What does it take for a woman to succeed as a writer? In these revealing interviews, first published in 1988 as Historias íntimas, ten of Latin America's most important women writers explore this question with scholar Magdalena García Pinto, discussing the personal, social, and political factors that have shaped their writing careers. The authors interviewed are Isabel Allende, Albalucía Angel, Rosario Ferré, Margo Glantz, Sylvia Molloy, Elvira Orphée, Elena Poniatowska, Marta Traba, Luisa Valenzuela, and Ida Vitale. In intimate dialogues with each author, García Pinto draws out the formative experiences of her youth, tracing the pilgrimage that led each to a distinguished writing career. The writers also reflect on their published writings, discussing the creative process in general and the motivating force behind individual works. They candidly discuss the problems they have faced in writing and the strategies that enabled them to reach their goals. While obviously of interest to readers of Latin American literature, this book has important insights for students of women's literature and cultural studies, as well as for aspiring writers.

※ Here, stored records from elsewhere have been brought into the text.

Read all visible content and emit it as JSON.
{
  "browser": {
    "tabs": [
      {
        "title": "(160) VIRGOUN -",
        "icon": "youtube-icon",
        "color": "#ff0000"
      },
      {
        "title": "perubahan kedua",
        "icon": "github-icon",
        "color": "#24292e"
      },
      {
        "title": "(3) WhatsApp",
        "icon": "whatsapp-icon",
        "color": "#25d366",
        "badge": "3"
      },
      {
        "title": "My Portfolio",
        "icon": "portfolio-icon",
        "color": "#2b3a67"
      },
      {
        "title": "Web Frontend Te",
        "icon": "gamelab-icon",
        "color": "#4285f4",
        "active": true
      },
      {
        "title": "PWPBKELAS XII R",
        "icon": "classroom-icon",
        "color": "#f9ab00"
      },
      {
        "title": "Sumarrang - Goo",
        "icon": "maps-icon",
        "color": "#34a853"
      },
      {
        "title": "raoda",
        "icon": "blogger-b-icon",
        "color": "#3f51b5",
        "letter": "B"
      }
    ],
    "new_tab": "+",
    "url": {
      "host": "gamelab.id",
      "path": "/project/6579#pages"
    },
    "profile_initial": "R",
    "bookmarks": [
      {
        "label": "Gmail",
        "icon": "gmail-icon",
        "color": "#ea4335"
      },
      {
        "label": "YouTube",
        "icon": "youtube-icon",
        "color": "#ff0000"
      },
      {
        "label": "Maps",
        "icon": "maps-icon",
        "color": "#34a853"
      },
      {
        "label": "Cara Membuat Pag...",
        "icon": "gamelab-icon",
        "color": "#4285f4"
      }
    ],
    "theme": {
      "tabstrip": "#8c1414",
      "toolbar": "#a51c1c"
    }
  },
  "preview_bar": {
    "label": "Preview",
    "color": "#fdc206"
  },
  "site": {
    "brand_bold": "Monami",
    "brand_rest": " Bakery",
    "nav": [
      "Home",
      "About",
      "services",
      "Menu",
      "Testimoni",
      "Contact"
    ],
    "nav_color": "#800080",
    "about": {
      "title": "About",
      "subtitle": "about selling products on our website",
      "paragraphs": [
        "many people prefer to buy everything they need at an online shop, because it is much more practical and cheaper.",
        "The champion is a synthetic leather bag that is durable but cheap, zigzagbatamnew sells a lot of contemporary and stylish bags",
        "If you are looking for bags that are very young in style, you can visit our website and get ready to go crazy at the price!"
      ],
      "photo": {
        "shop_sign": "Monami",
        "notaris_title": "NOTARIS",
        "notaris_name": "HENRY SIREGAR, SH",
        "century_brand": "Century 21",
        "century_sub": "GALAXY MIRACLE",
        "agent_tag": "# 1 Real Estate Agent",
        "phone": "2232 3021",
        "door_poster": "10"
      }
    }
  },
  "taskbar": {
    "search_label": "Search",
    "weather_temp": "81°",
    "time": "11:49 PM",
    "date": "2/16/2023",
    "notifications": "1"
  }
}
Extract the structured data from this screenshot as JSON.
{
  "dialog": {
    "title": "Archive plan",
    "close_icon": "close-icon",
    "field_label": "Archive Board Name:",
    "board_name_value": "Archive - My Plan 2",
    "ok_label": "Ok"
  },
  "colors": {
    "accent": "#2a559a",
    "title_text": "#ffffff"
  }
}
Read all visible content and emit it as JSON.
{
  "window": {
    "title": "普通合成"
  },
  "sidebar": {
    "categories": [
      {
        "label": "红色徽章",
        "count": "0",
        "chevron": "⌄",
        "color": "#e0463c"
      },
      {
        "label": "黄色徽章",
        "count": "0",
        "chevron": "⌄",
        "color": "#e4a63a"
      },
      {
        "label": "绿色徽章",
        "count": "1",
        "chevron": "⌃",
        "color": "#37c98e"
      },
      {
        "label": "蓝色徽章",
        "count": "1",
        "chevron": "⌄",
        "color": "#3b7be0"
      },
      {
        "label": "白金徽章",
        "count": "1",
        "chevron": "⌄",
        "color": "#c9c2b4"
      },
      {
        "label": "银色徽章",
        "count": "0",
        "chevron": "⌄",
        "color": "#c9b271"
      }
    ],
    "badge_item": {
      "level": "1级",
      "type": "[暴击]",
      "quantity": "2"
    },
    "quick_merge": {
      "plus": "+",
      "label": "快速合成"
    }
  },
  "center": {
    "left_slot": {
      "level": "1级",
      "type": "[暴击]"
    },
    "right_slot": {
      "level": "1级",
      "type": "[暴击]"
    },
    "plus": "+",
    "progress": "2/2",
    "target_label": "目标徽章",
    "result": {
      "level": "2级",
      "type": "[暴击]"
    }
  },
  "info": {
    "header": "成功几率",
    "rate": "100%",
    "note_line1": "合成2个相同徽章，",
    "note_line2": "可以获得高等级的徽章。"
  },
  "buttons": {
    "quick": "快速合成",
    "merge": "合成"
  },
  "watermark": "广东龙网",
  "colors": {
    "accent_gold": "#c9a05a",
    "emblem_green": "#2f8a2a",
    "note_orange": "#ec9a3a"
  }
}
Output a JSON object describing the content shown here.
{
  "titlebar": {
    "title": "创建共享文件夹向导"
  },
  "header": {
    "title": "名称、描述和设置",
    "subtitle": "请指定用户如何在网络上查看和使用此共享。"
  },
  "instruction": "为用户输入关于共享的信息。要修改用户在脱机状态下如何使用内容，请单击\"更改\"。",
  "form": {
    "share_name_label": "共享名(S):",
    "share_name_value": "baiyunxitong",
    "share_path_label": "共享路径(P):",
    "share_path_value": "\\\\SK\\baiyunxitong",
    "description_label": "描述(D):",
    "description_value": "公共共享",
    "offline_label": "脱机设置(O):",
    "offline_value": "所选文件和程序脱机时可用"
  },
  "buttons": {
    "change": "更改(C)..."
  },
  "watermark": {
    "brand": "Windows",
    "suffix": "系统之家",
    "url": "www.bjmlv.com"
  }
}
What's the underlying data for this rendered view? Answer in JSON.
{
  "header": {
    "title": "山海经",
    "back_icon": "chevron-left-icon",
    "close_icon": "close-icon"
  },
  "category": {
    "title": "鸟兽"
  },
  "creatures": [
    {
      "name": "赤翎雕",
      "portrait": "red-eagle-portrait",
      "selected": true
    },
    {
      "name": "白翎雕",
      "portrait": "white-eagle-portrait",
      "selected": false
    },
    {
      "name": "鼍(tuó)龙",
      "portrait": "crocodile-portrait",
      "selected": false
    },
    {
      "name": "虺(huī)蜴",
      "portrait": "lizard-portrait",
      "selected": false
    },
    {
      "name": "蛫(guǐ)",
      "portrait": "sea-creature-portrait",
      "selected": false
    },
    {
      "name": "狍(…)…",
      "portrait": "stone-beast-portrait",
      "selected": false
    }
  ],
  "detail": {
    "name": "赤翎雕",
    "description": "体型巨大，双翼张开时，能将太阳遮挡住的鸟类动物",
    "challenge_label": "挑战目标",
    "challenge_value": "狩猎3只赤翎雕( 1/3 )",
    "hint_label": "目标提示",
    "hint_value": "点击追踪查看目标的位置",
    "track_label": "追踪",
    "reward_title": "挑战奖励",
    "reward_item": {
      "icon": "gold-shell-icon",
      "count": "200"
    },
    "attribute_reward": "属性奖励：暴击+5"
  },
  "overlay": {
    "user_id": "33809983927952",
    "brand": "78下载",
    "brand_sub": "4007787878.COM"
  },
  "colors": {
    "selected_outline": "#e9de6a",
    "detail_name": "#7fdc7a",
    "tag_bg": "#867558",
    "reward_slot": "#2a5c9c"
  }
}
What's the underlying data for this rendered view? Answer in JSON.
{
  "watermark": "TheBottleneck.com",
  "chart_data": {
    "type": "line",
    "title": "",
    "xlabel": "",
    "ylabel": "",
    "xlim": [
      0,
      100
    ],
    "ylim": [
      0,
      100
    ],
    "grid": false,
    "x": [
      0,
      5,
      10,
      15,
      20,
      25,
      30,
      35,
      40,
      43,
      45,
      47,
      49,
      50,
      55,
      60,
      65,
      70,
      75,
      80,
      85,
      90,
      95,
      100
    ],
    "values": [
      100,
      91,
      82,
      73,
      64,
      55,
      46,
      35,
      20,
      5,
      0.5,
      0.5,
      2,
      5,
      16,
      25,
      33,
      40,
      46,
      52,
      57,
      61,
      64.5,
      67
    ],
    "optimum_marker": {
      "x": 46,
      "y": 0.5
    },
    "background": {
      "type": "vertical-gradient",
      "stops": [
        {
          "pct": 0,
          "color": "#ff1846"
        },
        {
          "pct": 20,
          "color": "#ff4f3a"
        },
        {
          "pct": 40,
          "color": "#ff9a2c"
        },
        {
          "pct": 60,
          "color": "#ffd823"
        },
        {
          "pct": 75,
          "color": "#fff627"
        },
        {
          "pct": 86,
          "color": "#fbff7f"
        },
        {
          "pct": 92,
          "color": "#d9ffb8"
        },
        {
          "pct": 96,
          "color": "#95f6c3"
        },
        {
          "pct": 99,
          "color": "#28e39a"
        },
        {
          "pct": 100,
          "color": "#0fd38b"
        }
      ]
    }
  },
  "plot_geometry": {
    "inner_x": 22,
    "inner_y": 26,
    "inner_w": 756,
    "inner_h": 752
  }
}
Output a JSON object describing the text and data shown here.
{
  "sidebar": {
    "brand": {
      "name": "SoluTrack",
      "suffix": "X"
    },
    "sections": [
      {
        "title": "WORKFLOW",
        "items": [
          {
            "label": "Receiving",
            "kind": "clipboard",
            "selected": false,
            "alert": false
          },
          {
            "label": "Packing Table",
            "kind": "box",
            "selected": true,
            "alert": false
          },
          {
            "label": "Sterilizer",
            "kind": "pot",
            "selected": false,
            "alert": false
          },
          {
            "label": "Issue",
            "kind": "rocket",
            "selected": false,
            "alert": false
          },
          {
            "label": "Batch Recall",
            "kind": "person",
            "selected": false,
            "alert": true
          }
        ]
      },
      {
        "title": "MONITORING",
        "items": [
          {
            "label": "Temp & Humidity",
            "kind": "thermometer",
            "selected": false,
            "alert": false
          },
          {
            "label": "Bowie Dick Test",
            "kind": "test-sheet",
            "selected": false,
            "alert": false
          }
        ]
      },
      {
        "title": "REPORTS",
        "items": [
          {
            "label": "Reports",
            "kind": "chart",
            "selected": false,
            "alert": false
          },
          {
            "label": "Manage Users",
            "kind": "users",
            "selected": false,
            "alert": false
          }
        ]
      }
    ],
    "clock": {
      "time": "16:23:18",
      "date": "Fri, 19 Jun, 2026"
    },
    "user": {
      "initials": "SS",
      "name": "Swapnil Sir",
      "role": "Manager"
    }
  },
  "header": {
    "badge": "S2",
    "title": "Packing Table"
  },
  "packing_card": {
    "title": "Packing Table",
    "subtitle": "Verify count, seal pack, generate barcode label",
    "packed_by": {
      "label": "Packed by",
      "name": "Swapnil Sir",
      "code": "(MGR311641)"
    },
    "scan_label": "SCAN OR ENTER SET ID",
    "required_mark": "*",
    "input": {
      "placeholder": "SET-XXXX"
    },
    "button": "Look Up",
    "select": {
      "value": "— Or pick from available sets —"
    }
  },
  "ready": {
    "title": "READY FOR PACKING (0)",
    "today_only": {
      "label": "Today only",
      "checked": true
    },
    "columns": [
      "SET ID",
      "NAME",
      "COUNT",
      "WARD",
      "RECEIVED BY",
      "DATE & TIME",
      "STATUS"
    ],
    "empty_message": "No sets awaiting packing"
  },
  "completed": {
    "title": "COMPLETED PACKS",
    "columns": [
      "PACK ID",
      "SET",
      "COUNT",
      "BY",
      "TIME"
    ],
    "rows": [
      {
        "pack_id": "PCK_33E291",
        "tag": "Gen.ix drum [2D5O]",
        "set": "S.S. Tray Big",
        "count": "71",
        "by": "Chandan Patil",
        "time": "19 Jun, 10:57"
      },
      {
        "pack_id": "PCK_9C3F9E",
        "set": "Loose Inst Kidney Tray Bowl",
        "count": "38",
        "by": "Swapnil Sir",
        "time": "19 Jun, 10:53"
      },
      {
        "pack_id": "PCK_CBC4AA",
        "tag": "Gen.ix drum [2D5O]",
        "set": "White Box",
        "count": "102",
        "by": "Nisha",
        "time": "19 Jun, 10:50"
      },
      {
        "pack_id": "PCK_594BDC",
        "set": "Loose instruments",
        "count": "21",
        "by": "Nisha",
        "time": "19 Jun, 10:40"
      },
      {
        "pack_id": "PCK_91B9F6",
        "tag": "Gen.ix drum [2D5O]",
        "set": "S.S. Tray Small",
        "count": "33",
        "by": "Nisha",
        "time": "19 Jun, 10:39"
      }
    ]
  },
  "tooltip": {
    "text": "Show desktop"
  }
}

“These are some of the best interviews with writers I have read, not just tools to be used by the critic to glean facts or insights that can then be applied to the ‘real’ object, the literary text, but textured, nutty, flavorful stories, a pleasure to read for their own sake. Passages from each writer’s work are woven into the text so that we move between stories about reading to our own readings of their texts and are left wanting more.